(Component data from apps and pages)
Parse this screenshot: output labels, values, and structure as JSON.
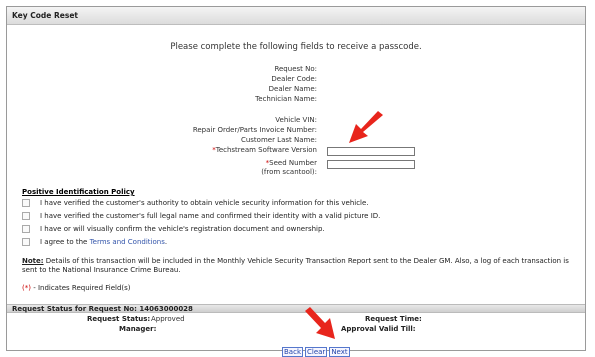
{
  "window": {
    "title": "Key Code Reset"
  },
  "intro": "Please complete the following fields to receive a passcode.",
  "request_fields": [
    "Request No:",
    "Dealer Code:",
    "Dealer Name:",
    "Technician Name:"
  ],
  "vehicle_fields": [
    "Vehicle VIN:",
    "Repair Order/Parts Invoice Number:",
    "Customer Last Name:"
  ],
  "techstream": {
    "asterisk": "*",
    "label": "Techstream Software Version",
    "value": ""
  },
  "seed": {
    "asterisk": "*",
    "label": "Seed Number",
    "sublabel": "(from scantool):",
    "value": ""
  },
  "policy": {
    "title": "Positive Identification Policy",
    "items": [
      "I have verified the customer's authority to obtain vehicle security information for this vehicle.",
      "I have verified the customer's full legal name and confirmed their identity with a valid picture ID.",
      "I have or will visually confirm the vehicle's registration document and ownership.",
      "I agree to the "
    ],
    "terms_link": "Terms and Conditions",
    "terms_end": "."
  },
  "note": {
    "label": "Note:",
    "text": " Details of this transaction will be included in the Monthly Vehicle Security Transaction Report sent to the Dealer GM. Also, a log of each transaction is sent to the National Insurance Crime Bureau."
  },
  "required_note": {
    "marker": "(*)",
    "text": " - Indicates Required Field(s)"
  },
  "status": {
    "header": "Request Status for Request No: 14063000028",
    "status_label": "Request Status:",
    "status_value": "Approved",
    "manager_label": "Manager:",
    "time_label": "Request Time:",
    "valid_label": "Approval Valid Till:"
  },
  "buttons": {
    "back": "Back",
    "clear": "Clear",
    "next": "Next"
  },
  "colors": {
    "arrow": "#e8251c",
    "required": "#cc0000",
    "link": "#3355aa"
  }
}
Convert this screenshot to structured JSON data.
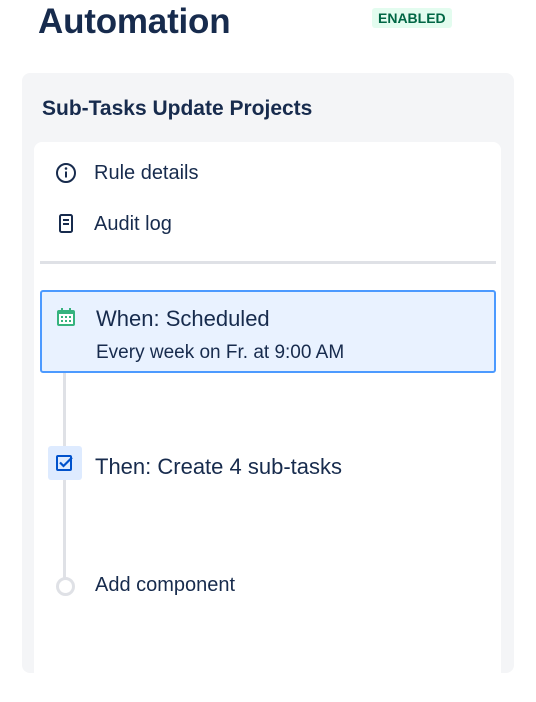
{
  "header": {
    "title": "Automation",
    "status_badge": "ENABLED"
  },
  "rule": {
    "name": "Sub-Tasks Update Projects",
    "menu": [
      {
        "label": "Rule details",
        "icon": "info-icon"
      },
      {
        "label": "Audit log",
        "icon": "audit-log-icon"
      }
    ],
    "trigger": {
      "title": "When: Scheduled",
      "subtitle": "Every week on Fr. at 9:00 AM",
      "icon": "calendar-icon"
    },
    "action": {
      "label": "Then: Create 4 sub-tasks",
      "icon": "checkbox-icon"
    },
    "add_component_label": "Add component"
  },
  "colors": {
    "badge_bg": "#e3fcef",
    "badge_text": "#006644",
    "trigger_bg": "#e9f2ff",
    "trigger_border": "#4c9aff",
    "panel_bg": "#f4f5f7"
  }
}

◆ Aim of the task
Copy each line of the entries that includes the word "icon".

◆ Solution to this task
        "icon": "info-icon"
        "icon": "audit-log-icon"
      "icon": "calendar-icon"
      "icon": "checkbox-icon"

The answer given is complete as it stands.